Wednesday, February 3, 2016
Chicago is hit by the worst snow storm of the decade. This is especially troublesome for an airport, where the runaways have to constantly get cleaned from snow, which is a hassle for its manager Mel and TWA mechanic Joe. Another nuisance is an old lady who was caught being a stowaway for years now. As the next airplane takes off, heading for Rome, its pilot, Vernon, finds out that a man intends to blow up the plane with a bomb, to cash in on the insurance. The bomb explodes and causes a small hole in the back of the plane, wounding Gwen, the stewardess and Vernon extra martial affair. However, Vernon manages to turn the plane back and land safely in Chicago, where the doctors nurse the wounded.

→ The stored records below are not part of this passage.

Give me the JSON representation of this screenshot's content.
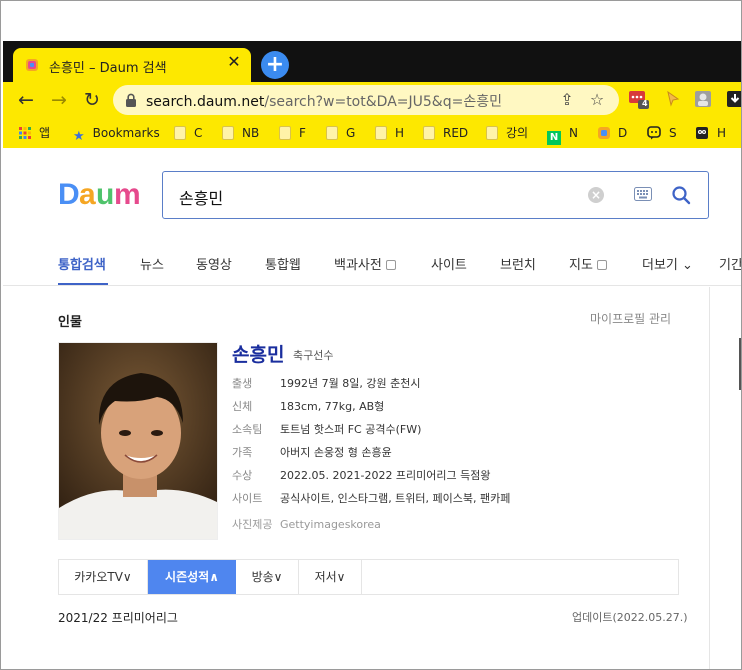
{
  "browser": {
    "tab": {
      "title": "손흥민 – Daum 검색"
    },
    "new_tab_label": "+",
    "url": {
      "host": "search.daum.net",
      "path": "/search?w=tot&DA=JU5&q=손흥민"
    },
    "extension_badge": "4",
    "bookmarks": [
      {
        "label": "앱",
        "icon": "apps-grid-icon"
      },
      {
        "label": "Bookmarks",
        "icon": "star-icon"
      },
      {
        "label": "C",
        "icon": "folder-icon"
      },
      {
        "label": "NB",
        "icon": "folder-icon"
      },
      {
        "label": "F",
        "icon": "folder-icon"
      },
      {
        "label": "G",
        "icon": "folder-icon"
      },
      {
        "label": "H",
        "icon": "folder-icon"
      },
      {
        "label": "RED",
        "icon": "folder-icon"
      },
      {
        "label": "강의",
        "icon": "folder-icon"
      },
      {
        "label": "N",
        "icon": "naver-icon"
      },
      {
        "label": "D",
        "icon": "daum-icon"
      },
      {
        "label": "S",
        "icon": "chat-icon"
      },
      {
        "label": "H",
        "icon": "owl-icon"
      }
    ]
  },
  "search": {
    "query": "손흥민",
    "tabs": [
      {
        "label": "통합검색",
        "active": true,
        "checkbox": false
      },
      {
        "label": "뉴스",
        "active": false,
        "checkbox": false
      },
      {
        "label": "동영상",
        "active": false,
        "checkbox": false
      },
      {
        "label": "통합웹",
        "active": false,
        "checkbox": false
      },
      {
        "label": "백과사전",
        "active": false,
        "checkbox": true
      },
      {
        "label": "사이트",
        "active": false,
        "checkbox": false
      },
      {
        "label": "브런치",
        "active": false,
        "checkbox": false
      },
      {
        "label": "지도",
        "active": false,
        "checkbox": true
      },
      {
        "label": "더보기 ⌄",
        "active": false,
        "checkbox": false
      },
      {
        "label": "기간",
        "active": false,
        "checkbox": false
      }
    ]
  },
  "person": {
    "section_title": "인물",
    "manage_link": "마이프로필 관리",
    "name": "손흥민",
    "job": "축구선수",
    "rows": [
      {
        "key": "출생",
        "value": "1992년 7월 8일, 강원 춘천시"
      },
      {
        "key": "신체",
        "value": "183cm, 77kg, AB형"
      },
      {
        "key": "소속팀",
        "value": "토트넘 핫스퍼 FC 공격수(FW)"
      },
      {
        "key": "가족",
        "value": "아버지 손웅정   형 손흥윤"
      },
      {
        "key": "수상",
        "value": "2022.05. 2021-2022 프리미어리그 득점왕"
      },
      {
        "key": "사이트",
        "value": "공식사이트, 인스타그램, 트위터, 페이스북, 팬카페"
      }
    ],
    "photo_credit_label": "사진제공",
    "photo_credit": "Gettyimageskorea",
    "subtabs": [
      {
        "label": "카카오TV∨",
        "active": false
      },
      {
        "label": "시즌성적∧",
        "active": true
      },
      {
        "label": "방송∨",
        "active": false
      },
      {
        "label": "저서∨",
        "active": false
      }
    ],
    "season_title": "2021/22 프리미어리그",
    "season_updated": "업데이트(2022.05.27.)"
  }
}
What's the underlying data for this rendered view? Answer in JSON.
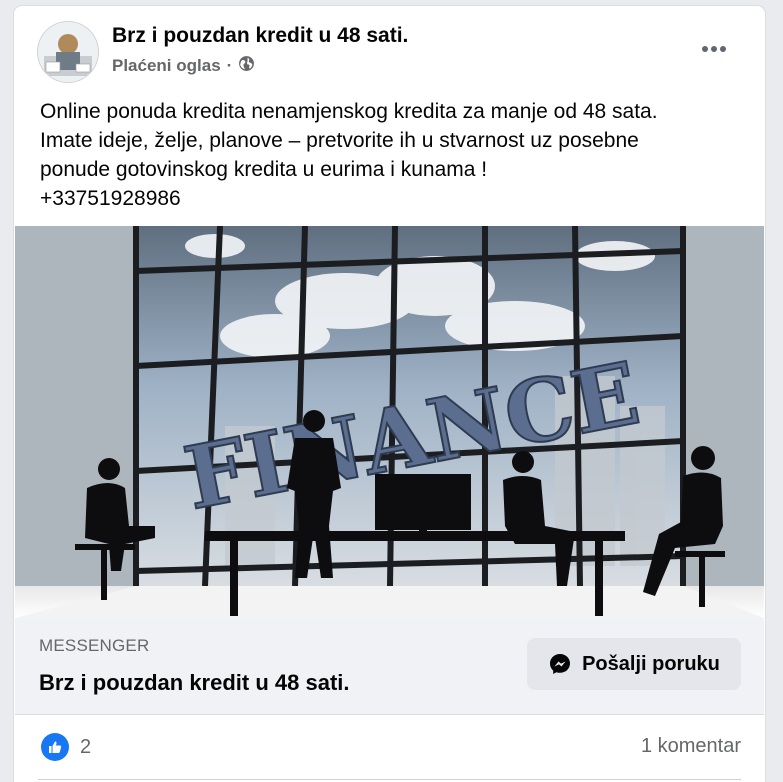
{
  "post": {
    "page_name": "Brz i pouzdan kredit u 48 sati.",
    "sponsored_label": "Plaćeni oglas",
    "separator": "·",
    "more_icon": "more-horizontal-icon",
    "privacy_icon": "globe-icon",
    "text_lines": [
      "Online ponuda kredita nenamjenskog kredita za manje od 48 sata.",
      "Imate ideje, želje, planove – pretvorite ih u stvarnost uz posebne",
      "ponude  gotovinskog kredita u eurima i kunama !",
      "+33751928986"
    ]
  },
  "media": {
    "image_text": "FINANCE"
  },
  "cta": {
    "source": "MESSENGER",
    "headline": "Brz i pouzdan kredit u 48 sati.",
    "button_label": "Pošalji poruku",
    "button_icon": "messenger-icon"
  },
  "engagement": {
    "like_icon": "thumbs-up-icon",
    "like_count": "2",
    "comment_count": "1 komentar"
  },
  "colors": {
    "accent": "#1877f2",
    "secondary_text": "#65676b",
    "cta_background": "#f0f2f5"
  }
}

A tiresome and overlong achievement, George Seaton's film is very dated by today's standards, and seems more as if it was made in the 50s, not in the 70s due to its cheesy dialogues and characters, yet it became very popular during its time, turning even into the 2nd highest grossing film of the year at the US box office. "Airport's" main problem is that in the first 100 minutes nothing is going on: it is just one long empty walk while it observes its melodramatic, stiff characters who are basically in a soap opera - the only episode that stands out is Helen Hayes as the old lady who uses her fragile and "helpless" look to constantly sneak in on board as a stowaway. Unfortunately, the dialogues are boring, conventional and shabby, whereas the style of the film is equally as ordinary and unmemorable.

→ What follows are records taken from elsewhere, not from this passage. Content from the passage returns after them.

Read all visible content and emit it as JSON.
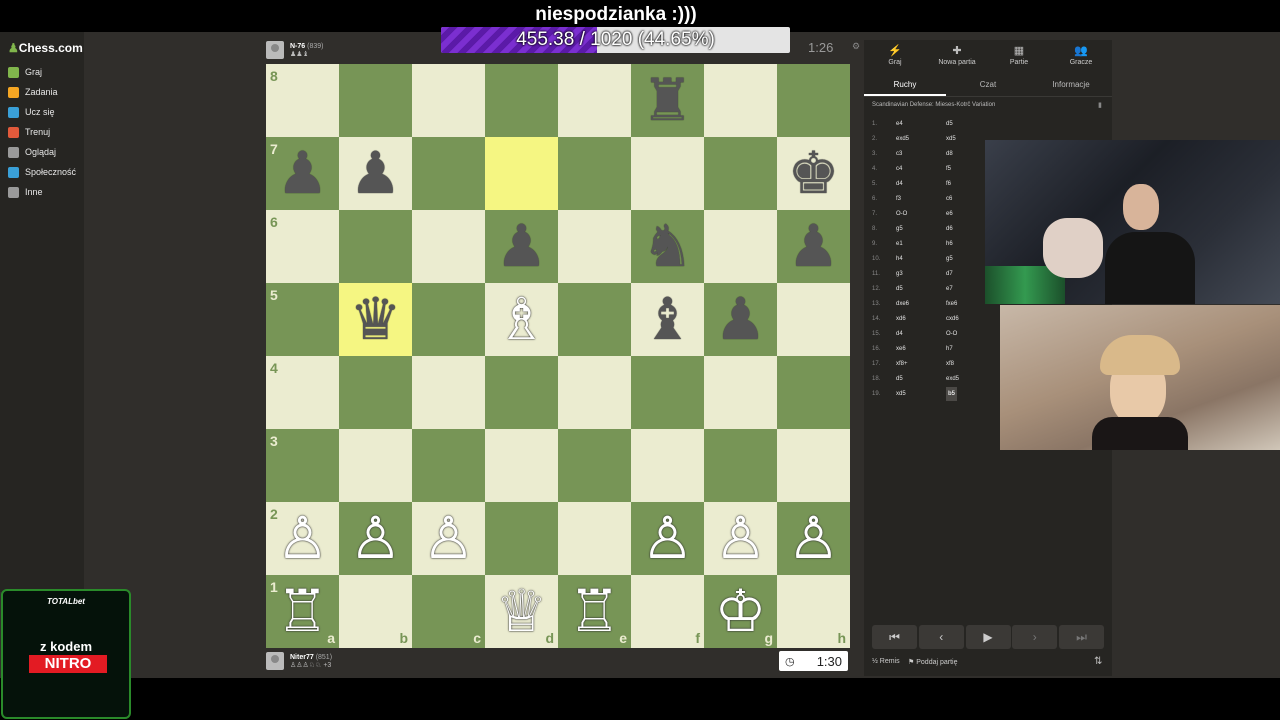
{
  "overlay": {
    "title": "niespodzianka :)))",
    "goal_text": "455.38 / 1020 (44.65%)",
    "goal_fraction": 0.4465
  },
  "sidebar": {
    "logo": "Chess.com",
    "items": [
      {
        "label": "Graj",
        "icon": "play-icon",
        "color": "#81b64c"
      },
      {
        "label": "Zadania",
        "icon": "puzzle-icon",
        "color": "#f5a623"
      },
      {
        "label": "Ucz się",
        "icon": "learn-icon",
        "color": "#3aa0d8"
      },
      {
        "label": "Trenuj",
        "icon": "train-icon",
        "color": "#e25a3b"
      },
      {
        "label": "Oglądaj",
        "icon": "watch-icon",
        "color": "#9a9a9a"
      },
      {
        "label": "Społeczność",
        "icon": "community-icon",
        "color": "#3aa0d8"
      },
      {
        "label": "Inne",
        "icon": "more-icon",
        "color": "#9a9a9a"
      }
    ]
  },
  "players": {
    "top": {
      "name": "N-76",
      "rating": "(839)",
      "clock": "1:26"
    },
    "bottom": {
      "name": "Niter77",
      "rating": "(851)",
      "extra": "+3",
      "clock": "1:30"
    }
  },
  "board": {
    "ranks": [
      "8",
      "7",
      "6",
      "5",
      "4",
      "3",
      "2",
      "1"
    ],
    "files": [
      "a",
      "b",
      "c",
      "d",
      "e",
      "f",
      "g",
      "h"
    ],
    "highlights": [
      "d7",
      "b5"
    ],
    "pieces": {
      "f8": "♜",
      "a7": "♟",
      "b7": "♟",
      "h7": "♚",
      "d6": "♟",
      "f6": "♞",
      "h6": "♟",
      "b5": "♛",
      "d5": "♗",
      "f5": "♝",
      "g5": "♟",
      "a2": "♙",
      "b2": "♙",
      "c2": "♙",
      "f2": "♙",
      "g2": "♙",
      "h2": "♙",
      "a1": "♖",
      "d1": "♕",
      "e1": "♖",
      "g1": "♔"
    }
  },
  "panel": {
    "tabs": [
      "Graj",
      "Nowa partia",
      "Partie",
      "Gracze"
    ],
    "subtabs": [
      "Ruchy",
      "Czat",
      "Informacje"
    ],
    "opening": "Scandinavian Defense: Mieses-Kotrč Variation",
    "moves": [
      [
        "1.",
        "e4",
        "d5"
      ],
      [
        "2.",
        "exd5",
        "xd5"
      ],
      [
        "3.",
        "c3",
        "d8"
      ],
      [
        "4.",
        "c4",
        "f5"
      ],
      [
        "5.",
        "d4",
        "f6"
      ],
      [
        "6.",
        "f3",
        "c6"
      ],
      [
        "7.",
        "O-O",
        "e6"
      ],
      [
        "8.",
        "g5",
        "d6"
      ],
      [
        "9.",
        "e1",
        "h6"
      ],
      [
        "10.",
        "h4",
        "g5"
      ],
      [
        "11.",
        "g3",
        "d7"
      ],
      [
        "12.",
        "d5",
        "e7"
      ],
      [
        "13.",
        "dxe6",
        "fxe6"
      ],
      [
        "14.",
        "xd6",
        "cxd6"
      ],
      [
        "15.",
        "d4",
        "O-O"
      ],
      [
        "16.",
        "xe6",
        "h7"
      ],
      [
        "17.",
        "xf8+",
        "xf8"
      ],
      [
        "18.",
        "d5",
        "exd5"
      ],
      [
        "19.",
        "xd5",
        "b5"
      ]
    ],
    "remis": "½ Remis",
    "resign": "Poddaj partię"
  },
  "promo": {
    "brand": "TOTALbet",
    "line1": "z kodem",
    "code": "NITRO"
  }
}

The setting of a snow storm that seized the whole area is cozy, yet even that evaporates after a while since it cannot progress forward due to the stale storyline with unconvincing subplots (a man trying to blow himself on the plane to collect insurance) which were later spoofed deliciously by Zucker-Abrahams-Zucker's "Airplane!". The interest finally starts to grip a little bit in the last 40 minutes when the bomb explodes and causes a small hole in the back of the plane, forcing it to land as soon as possible, and a few comical moments manage to 'twitch' the film from its monotone constitution - in one moment, a nun in the plane drinks a whole bottle of alcohol from stress, whereas the always excellent George Kennedy manages to finally ignite some spark with some funny lines ("Are you out of your mind?" - "No, but I'm out of runaways", says a man who cannot sweep so much snow anymore from the airport). Unfortunately, it is all in the vein 'too little, too late', an the sole tangle on plane is never as suspenseful as it could have been since the film seems almost scared to go into any darker territory, instead preferring a 'pleasant' tone, though it had a tremendous influence on establishing the disaster film as a popular genre in the 70s, with Spielberg's "Jaws" reaching a peak of that movement.